The norovirus is highly contagious and is known for tearing through crowded spaces leaving sufferers with vomiting, diarrhea and stomach cramps. In the UK it’s often called the winter vomiting bug. Over 170 scouts were transported to a rescue centre in Hveragerði with 62 of them sick. 
The director of the Icelandic scout association says in an announcement that this was taken very seriously and that it was ensured that the foreign scout members received all neccessary care. 
Doctors and paramedics were dispatched to the Úlfljótsvatn scout centre to assess the situation. This is being investigated to understand the source of the virus. The first scouts got sick around noon yesterday and in the space of a few hours, sixty of them were sick, with 55 of them children. 

A couple of cases of the Noro virus appeared at the recent international scout meet in Iceland and it’s possible that the norovirus was transmitted from a couple of the guests who remained in Iceland. noncleared-maintext”>
 Foreign scouts aged 10 – 25 staying at Úlfljótsvatn in South Iceland have come down with what appears to be the norovirus.

It’s the first time asexual people in Iceland march together as a group in the parade.” 
Asexuals are individuals who experience little or no sexual attraction towards other people. 

Bjarkadóttir is a member of a group called Asexual Iceland (Asexual á Íslandi). “We’ve formed a group that will be participating in the Reykjavík Pride Parade. The asexual flag has of course been seen in the parade before, but as far as we know this will be the first time asexual people actually march together in it as a group,” says Bjarkadóttir. 
The Pride Parade starts at 2 pm on Saturday August 11th, at Hverfisgata on the corner of Ingólfsstræti. 
For the whole interview with Bjarkadóttir read GayIceland’s report HERE. 
For the Reykjavik Pride Programme visit their website HERE.  The parade takes part in the city centre tomorrow bringing the Reykjavik Pride to a close. 
Gay Iceland reports that this year, people of an asexual orientation march in the pride for the first time. The group intends to draw attention to the cause of asexual people in Iceland by marching together in the upcoming Pride Parade. noncleared-maintext”>

This year, asexuals join the Reykjavik Pride Parade for the first time. “In Iceland there are many misconceptions surrounding asexuality and to the general public asexuality is still relatively unknown, says Gyða Bjarkadóttir a member of a group called Asexual in Iceland (Asexual á Íslandi). The group intends to change that by taking part in this year’s Reykjavík Pride parade.

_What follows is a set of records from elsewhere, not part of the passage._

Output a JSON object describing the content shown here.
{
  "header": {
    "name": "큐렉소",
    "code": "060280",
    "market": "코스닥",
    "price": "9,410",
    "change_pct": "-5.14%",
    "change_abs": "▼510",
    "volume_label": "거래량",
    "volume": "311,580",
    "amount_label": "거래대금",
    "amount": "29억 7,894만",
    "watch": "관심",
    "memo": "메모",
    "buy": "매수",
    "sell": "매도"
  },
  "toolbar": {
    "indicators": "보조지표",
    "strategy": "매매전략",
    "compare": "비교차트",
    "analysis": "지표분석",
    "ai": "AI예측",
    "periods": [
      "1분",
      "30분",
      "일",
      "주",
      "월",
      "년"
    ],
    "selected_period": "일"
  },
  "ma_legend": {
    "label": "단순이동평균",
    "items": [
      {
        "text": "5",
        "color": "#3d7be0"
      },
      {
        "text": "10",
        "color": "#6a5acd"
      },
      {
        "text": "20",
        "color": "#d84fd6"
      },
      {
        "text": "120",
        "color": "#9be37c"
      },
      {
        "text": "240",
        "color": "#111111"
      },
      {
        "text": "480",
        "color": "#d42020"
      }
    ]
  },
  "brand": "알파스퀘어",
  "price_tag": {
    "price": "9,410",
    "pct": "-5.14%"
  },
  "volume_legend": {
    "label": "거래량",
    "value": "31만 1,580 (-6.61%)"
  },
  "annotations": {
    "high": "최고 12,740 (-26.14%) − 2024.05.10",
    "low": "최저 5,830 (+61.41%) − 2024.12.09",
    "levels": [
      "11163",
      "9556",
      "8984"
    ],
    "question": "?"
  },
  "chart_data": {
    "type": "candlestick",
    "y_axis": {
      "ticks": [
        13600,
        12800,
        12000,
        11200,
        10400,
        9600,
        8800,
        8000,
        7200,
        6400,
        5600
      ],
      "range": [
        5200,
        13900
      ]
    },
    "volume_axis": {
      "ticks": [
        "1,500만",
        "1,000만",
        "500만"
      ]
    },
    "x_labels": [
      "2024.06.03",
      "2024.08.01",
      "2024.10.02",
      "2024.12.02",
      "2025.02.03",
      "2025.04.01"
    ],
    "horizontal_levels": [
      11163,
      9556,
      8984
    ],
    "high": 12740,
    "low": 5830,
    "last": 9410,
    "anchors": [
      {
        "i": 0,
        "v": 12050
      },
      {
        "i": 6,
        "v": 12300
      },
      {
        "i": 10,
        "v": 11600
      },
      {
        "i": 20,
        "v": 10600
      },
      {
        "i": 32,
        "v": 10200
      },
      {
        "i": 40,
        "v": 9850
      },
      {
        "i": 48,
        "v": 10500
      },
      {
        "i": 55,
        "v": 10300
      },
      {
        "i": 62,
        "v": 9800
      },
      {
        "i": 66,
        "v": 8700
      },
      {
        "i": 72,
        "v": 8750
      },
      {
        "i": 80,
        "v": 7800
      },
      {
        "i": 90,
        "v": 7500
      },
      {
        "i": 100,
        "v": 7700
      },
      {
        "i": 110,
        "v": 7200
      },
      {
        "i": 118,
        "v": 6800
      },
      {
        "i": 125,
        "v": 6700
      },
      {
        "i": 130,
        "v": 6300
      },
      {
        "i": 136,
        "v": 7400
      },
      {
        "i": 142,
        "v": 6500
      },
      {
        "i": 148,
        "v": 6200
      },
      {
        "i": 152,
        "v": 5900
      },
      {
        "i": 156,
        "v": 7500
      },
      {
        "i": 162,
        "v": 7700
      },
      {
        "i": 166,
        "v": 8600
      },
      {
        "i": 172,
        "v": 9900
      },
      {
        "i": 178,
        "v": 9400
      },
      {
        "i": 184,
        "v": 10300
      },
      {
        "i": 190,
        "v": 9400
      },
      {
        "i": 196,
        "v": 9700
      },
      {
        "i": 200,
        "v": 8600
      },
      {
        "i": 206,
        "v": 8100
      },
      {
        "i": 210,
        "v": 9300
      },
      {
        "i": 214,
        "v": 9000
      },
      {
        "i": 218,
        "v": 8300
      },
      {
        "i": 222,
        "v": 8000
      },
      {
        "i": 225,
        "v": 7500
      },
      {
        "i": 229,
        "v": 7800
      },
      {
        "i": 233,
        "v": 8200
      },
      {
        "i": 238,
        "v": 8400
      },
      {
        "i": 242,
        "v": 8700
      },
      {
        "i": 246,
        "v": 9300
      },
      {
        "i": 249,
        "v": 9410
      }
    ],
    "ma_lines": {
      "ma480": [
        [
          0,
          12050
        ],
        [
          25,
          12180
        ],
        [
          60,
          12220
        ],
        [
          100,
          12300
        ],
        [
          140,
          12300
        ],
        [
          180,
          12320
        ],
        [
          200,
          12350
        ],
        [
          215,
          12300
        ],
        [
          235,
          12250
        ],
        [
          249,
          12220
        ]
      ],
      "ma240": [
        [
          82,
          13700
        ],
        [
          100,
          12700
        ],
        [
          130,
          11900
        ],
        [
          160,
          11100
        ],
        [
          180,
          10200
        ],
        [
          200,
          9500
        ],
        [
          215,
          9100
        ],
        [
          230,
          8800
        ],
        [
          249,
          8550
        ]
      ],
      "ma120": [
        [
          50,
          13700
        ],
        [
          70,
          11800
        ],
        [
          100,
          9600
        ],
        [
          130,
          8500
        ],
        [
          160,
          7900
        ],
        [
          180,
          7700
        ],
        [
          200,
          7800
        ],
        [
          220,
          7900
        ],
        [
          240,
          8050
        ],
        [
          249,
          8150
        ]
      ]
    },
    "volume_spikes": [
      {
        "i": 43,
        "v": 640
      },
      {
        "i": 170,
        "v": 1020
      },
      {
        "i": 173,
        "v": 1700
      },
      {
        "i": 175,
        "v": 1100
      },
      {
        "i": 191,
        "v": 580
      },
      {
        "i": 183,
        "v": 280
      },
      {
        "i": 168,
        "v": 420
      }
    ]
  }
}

Interior Ministry’s Rehearing Committee has covered the case for three years. Key witness in the case, Erla Bolladóttir, was recently interviewed in The Guardian about her involvement and her testimony which seems to have been based on false memories and police coercion. 
The documentary was made in collaboration with BBC, Netflix, RÚV (The Icelandic National Broadcasting Service), Welcome Trust and the Icelandic Film Centre. He passed away in 2011, but his children have kept on fighting. In 2011 a committee appointed by Ögmundur Jónasson, who was at the time the Minister of Justice, was set to go over the case to see if there was a basis to reopen it. The committee’s verdict was that there are reasons for reopening the case. The investigation was not thorough enough as the police seemed to have decided the 6 were guilty from the beginning, the treatment of the suspects was inhumane and cruel which resulted in a confession that was not credible. Related stories: 
New arrests in Iceland’s most famous murder case
40 year old Icelandic murder case reopened This famous case is now the subject of a film called Into Thin Air, now showing at Bíó Paradís in Reykjavik. 
A long time has passed, but this case makes its way to the Icelandic media almost every year. The conclusion is that this most famous of Icelandic criminal cases will be reopened for 5 of the 6 convicted in 1980. He tried twice to have the case reopened, without success. Sæv­ar Marinó Ciesi­elski was a suspected ring-leader and one of the convicted. noncleared-maintext”>
The case of Guðmundur and Geirfinnur goes before the High Court of Iceland tomorrow or at the beginning of next week.